REVIEW Mrs America BBC2 ★★★★☆ THINK of a drama about an American anti-feminist who took a stand for all the homemakers against the Equal Rights Amendment in America in the early 1970s and, given television's acknowledged liberal bias, you'd justifiably expect a hatchet job. So the fact that Cate Blanchett (pictured) manages to provoke a hint of sympathy and, yes, even understanding, for Republican reactionary Phyllis Schlafly — imagine Margaret Thatcher but with better hair — is a credit to the nuanced way Blanchett builds a character who saw herself as the embodiment of all that America stood for, a female Canute fighting back against a tide of demands for women's rights. Because, however much you might have abhorred Schlafly's political views, Blanchett's portrayal presents a complex character who refused to fit into an easy baddie stereotype. Educated and well-informed, she could run rings intellectually around any man in the room but believed the best way was to climb to the top of the castle, not tear it down and start again.
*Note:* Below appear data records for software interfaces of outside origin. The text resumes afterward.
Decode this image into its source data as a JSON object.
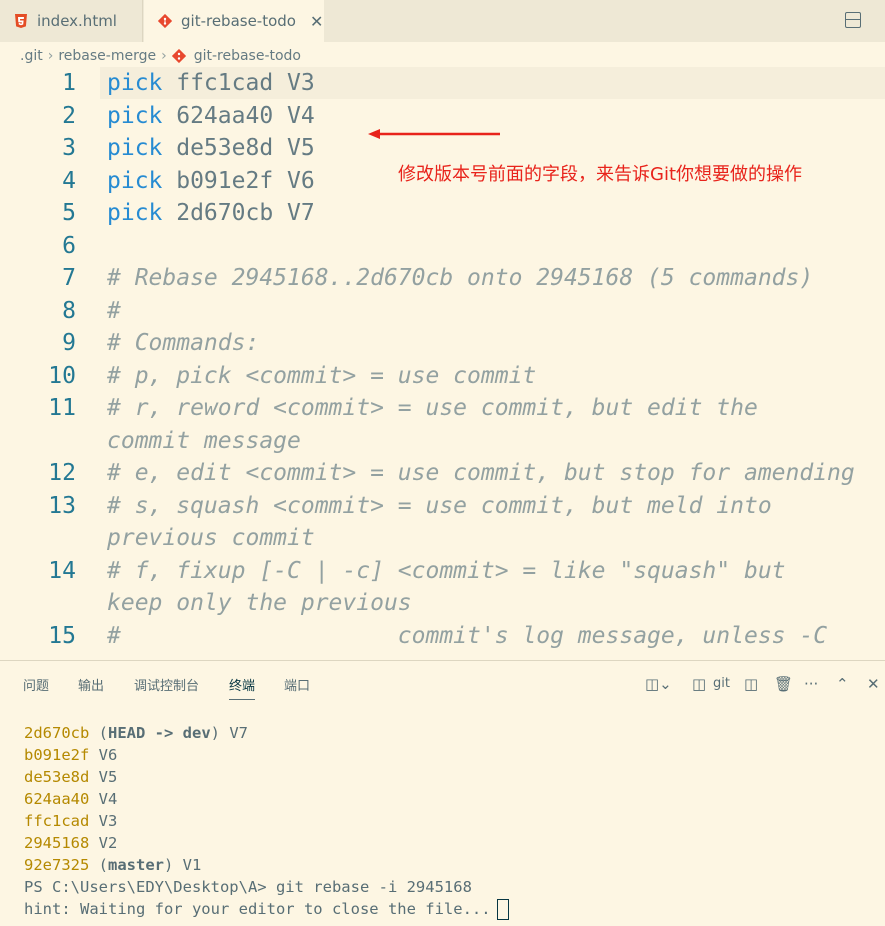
{
  "tabs": [
    {
      "label": "index.html"
    },
    {
      "label": "git-rebase-todo"
    }
  ],
  "tab_close": "✕",
  "breadcrumb": [
    ".git",
    "rebase-merge",
    "git-rebase-todo"
  ],
  "editor": {
    "lines": [
      {
        "n": "1",
        "kw": "pick",
        "rest": " ffc1cad V3"
      },
      {
        "n": "2",
        "kw": "pick",
        "rest": " 624aa40 V4"
      },
      {
        "n": "3",
        "kw": "pick",
        "rest": " de53e8d V5"
      },
      {
        "n": "4",
        "kw": "pick",
        "rest": " b091e2f V6"
      },
      {
        "n": "5",
        "kw": "pick",
        "rest": " 2d670cb V7"
      },
      {
        "n": "6",
        "kw": "",
        "rest": ""
      },
      {
        "n": "7",
        "kw": "",
        "rest": "# Rebase 2945168..2d670cb onto 2945168 (5 commands)"
      },
      {
        "n": "8",
        "kw": "",
        "rest": "#"
      },
      {
        "n": "9",
        "kw": "",
        "rest": "# Commands:"
      },
      {
        "n": "10",
        "kw": "",
        "rest": "# p, pick <commit> = use commit"
      },
      {
        "n": "11",
        "kw": "",
        "rest": "# r, reword <commit> = use commit, but edit the"
      },
      {
        "n": "",
        "kw": "",
        "rest": "commit message"
      },
      {
        "n": "12",
        "kw": "",
        "rest": "# e, edit <commit> = use commit, but stop for amending"
      },
      {
        "n": "13",
        "kw": "",
        "rest": "# s, squash <commit> = use commit, but meld into"
      },
      {
        "n": "",
        "kw": "",
        "rest": "previous commit"
      },
      {
        "n": "14",
        "kw": "",
        "rest": "# f, fixup [-C | -c] <commit> = like \"squash\" but"
      },
      {
        "n": "",
        "kw": "",
        "rest": "keep only the previous"
      },
      {
        "n": "15",
        "kw": "",
        "rest": "#                    commit's log message, unless -C"
      }
    ]
  },
  "annotation": "修改版本号前面的字段，来告诉Git你想要做的操作",
  "panel": {
    "tabs": [
      "问题",
      "输出",
      "调试控制台",
      "终端",
      "端口"
    ],
    "active_tab": "终端",
    "terminal_name": "git"
  },
  "terminal": [
    {
      "hash": "2d670cb",
      "rest": " (HEAD -> dev) V7"
    },
    {
      "hash": "b091e2f",
      "rest": " V6"
    },
    {
      "hash": "de53e8d",
      "rest": " V5"
    },
    {
      "hash": "624aa40",
      "rest": " V4"
    },
    {
      "hash": "ffc1cad",
      "rest": " V3"
    },
    {
      "hash": "2945168",
      "rest": " V2"
    },
    {
      "hash": "92e7325",
      "rest": " (master) V1"
    }
  ],
  "prompt": "PS C:\\Users\\EDY\\Desktop\\A> git rebase -i 2945168",
  "hint": "hint: Waiting for your editor to close the file...",
  "colors": {
    "accent": "#268bd2",
    "annotation": "#e8231b",
    "hash": "#b58900"
  }
}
It made for a bravura opening to Mrs America, a look back half a century to the flowering of the women's rights movement, led by writers such as Gloria Steinem and Betty Friedan.

TV review: Mrs America

The second episode, with Rose Byrne as the aforementioned literary firebrand Steinem, took us into the familiar but time-locked world of radical politics, fighting the fight that, five decades on, continues to be fought. But it was Phyllis Schlafly's story that was more illuminating, for in her you could see the roots of an American lineage, cleverly outlined by Mad Men writer Dahvi Waller, which has led millions of American women to see Ronald Reagan and, latterly, Donald Trump, installed in the White House. A pioneer of the 'if you can't beat them, join them' school of political thought, Schlafly was the kind of character you underestimate at your peril. Equality for ogres!